Task to complete
Return a copy of every line in the data below that contains "package".

(Saved entries)
⟨
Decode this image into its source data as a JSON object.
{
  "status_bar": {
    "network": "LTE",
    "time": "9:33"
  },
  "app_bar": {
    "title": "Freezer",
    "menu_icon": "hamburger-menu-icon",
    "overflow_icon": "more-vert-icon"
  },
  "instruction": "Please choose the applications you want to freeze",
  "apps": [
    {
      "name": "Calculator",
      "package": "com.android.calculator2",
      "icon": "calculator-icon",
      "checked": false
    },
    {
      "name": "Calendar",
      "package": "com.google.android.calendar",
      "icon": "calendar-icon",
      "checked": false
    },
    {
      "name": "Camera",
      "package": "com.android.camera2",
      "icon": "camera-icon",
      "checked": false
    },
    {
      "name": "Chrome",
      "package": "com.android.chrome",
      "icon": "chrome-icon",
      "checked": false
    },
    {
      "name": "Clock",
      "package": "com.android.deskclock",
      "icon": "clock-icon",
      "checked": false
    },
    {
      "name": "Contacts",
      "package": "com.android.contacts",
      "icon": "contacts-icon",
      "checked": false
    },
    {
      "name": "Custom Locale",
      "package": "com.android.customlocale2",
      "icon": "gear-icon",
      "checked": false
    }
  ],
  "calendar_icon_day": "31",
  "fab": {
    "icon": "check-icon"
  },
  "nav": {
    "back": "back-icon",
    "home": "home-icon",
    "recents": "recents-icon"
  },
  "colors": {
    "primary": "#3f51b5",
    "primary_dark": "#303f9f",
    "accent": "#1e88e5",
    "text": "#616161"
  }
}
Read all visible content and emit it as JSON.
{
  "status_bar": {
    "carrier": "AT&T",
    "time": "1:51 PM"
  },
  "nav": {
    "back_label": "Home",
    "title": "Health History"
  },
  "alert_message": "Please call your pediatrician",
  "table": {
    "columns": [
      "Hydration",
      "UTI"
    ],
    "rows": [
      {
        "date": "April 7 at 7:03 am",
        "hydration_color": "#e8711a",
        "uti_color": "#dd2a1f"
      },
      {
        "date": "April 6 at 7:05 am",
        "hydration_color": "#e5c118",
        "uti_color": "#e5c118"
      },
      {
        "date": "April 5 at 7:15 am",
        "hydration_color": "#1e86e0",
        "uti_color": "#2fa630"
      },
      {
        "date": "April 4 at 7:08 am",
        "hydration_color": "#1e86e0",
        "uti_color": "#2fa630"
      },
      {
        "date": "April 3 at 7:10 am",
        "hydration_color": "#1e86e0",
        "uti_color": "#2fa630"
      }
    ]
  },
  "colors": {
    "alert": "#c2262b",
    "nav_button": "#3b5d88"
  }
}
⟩
Solution
      "package": "com.android.calculator2",
      "package": "com.google.android.calendar",
      "package": "com.android.camera2",
      "package": "com.android.chrome",
      "package": "com.android.deskclock",
      "package": "com.android.contacts",
      "package": "com.android.customlocale2",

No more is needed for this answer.